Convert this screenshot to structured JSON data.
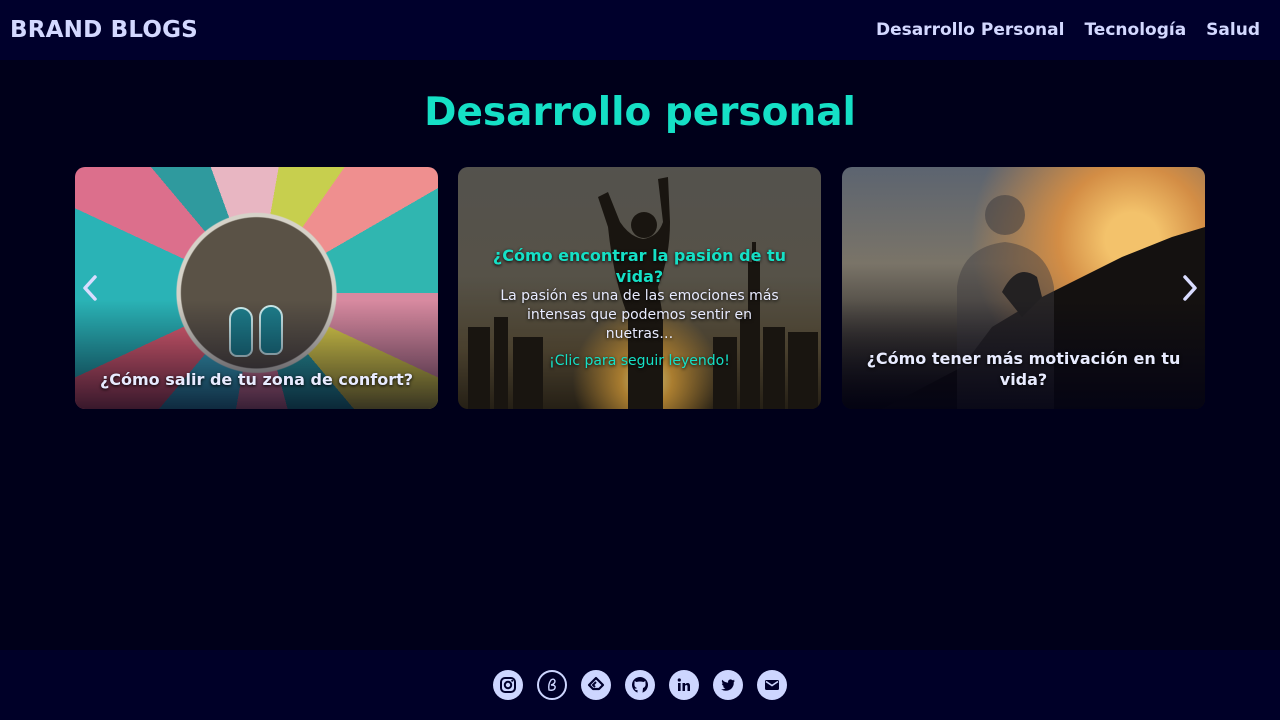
{
  "header": {
    "brand": "BRAND BLOGS",
    "nav": [
      "Desarrollo Personal",
      "Tecnología",
      "Salud"
    ]
  },
  "main": {
    "title": "Desarrollo personal",
    "cards": [
      {
        "title": "¿Cómo salir de tu zona de confort?"
      },
      {
        "title": "¿Cómo encontrar la pasión de tu vida?",
        "excerpt": "La pasión es una de las emociones más intensas que podemos sentir en nuetras…",
        "link_text": "¡Clic para seguir leyendo!"
      },
      {
        "title": "¿Cómo tener más motivación en tu vida?"
      }
    ]
  },
  "footer": {
    "icons": [
      "instagram-icon",
      "blogger-icon",
      "feedly-icon",
      "github-icon",
      "linkedin-icon",
      "twitter-icon",
      "email-icon"
    ]
  },
  "colors": {
    "background": "#00001a",
    "navbar": "#00002c",
    "accent": "#15e0c6",
    "text": "#d3d8ff"
  }
}
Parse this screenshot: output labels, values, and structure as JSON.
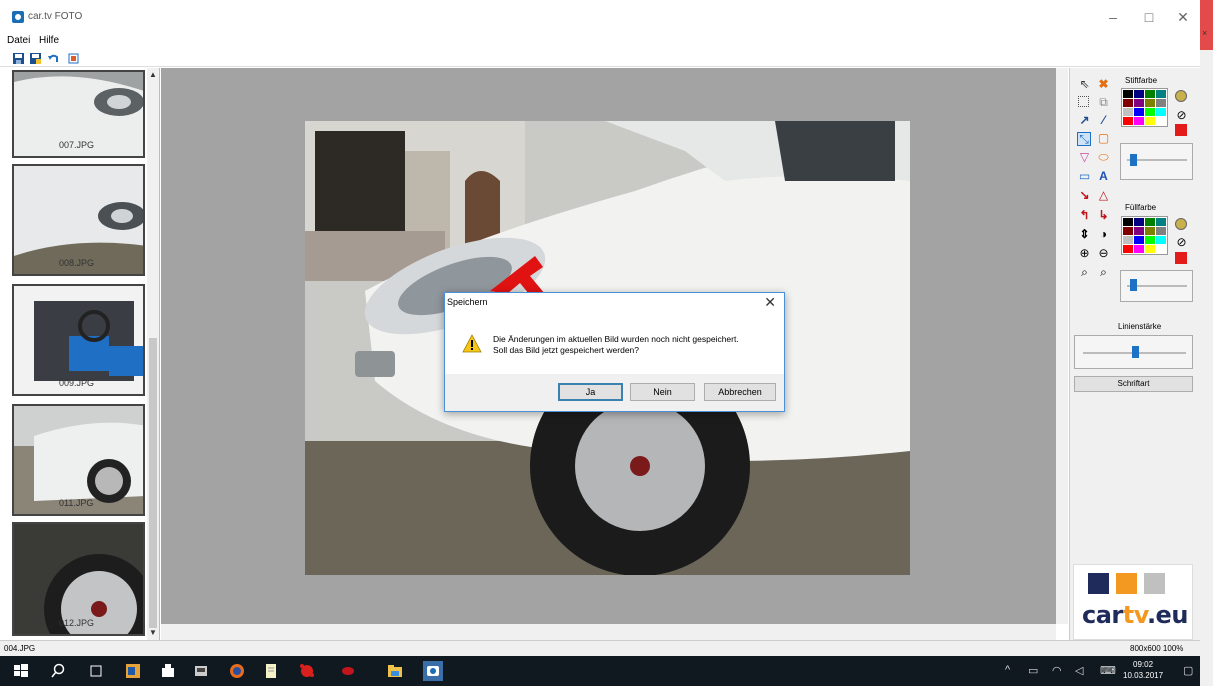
{
  "window": {
    "title": "car.tv FOTO"
  },
  "menu": {
    "items": [
      "Datei",
      "Hilfe"
    ]
  },
  "toolbar": {
    "icons": [
      "save-icon",
      "save-as-icon",
      "undo-icon",
      "print-icon"
    ]
  },
  "thumbnails": [
    {
      "label": "007.JPG"
    },
    {
      "label": "008.JPG"
    },
    {
      "label": "009.JPG"
    },
    {
      "label": "011.JPG"
    },
    {
      "label": "012.JPG"
    }
  ],
  "dialog": {
    "title": "Speichern",
    "message_line1": "Die Änderungen im aktuellen Bild wurden noch nicht gespeichert.",
    "message_line2": "Soll das Bild jetzt gespeichert werden?",
    "btn_yes": "Ja",
    "btn_no": "Nein",
    "btn_cancel": "Abbrechen"
  },
  "tools_panel": {
    "stroke_label": "Stiftfarbe",
    "fill_label": "Füllfarbe",
    "line_width_label": "Linienstärke",
    "font_button": "Schriftart",
    "stroke_level": 0.1,
    "fill_level": 0.1,
    "line_width_level": 0.5
  },
  "palette_colors": [
    "#000000",
    "#000080",
    "#008000",
    "#008080",
    "#800000",
    "#800080",
    "#808000",
    "#808080",
    "#c0c0c0",
    "#0000ff",
    "#00ff00",
    "#00ffff",
    "#ff0000",
    "#ff00ff",
    "#ffff00",
    "#ffffff"
  ],
  "logo": {
    "text_main": "car",
    "text_accent": "tv",
    "text_end": ".eu",
    "colors": [
      "#1f2b5a",
      "#f39820",
      "#c0c0c0"
    ]
  },
  "status": {
    "filename": "004.JPG",
    "info": "800x600  100%"
  },
  "taskbar": {
    "time": "09:02",
    "date": "10.03.2017"
  }
}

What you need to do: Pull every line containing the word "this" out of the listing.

Response below:
Convert this screenshot to structured JSON data.
Parse this screenshot: output labels, values, and structure as JSON.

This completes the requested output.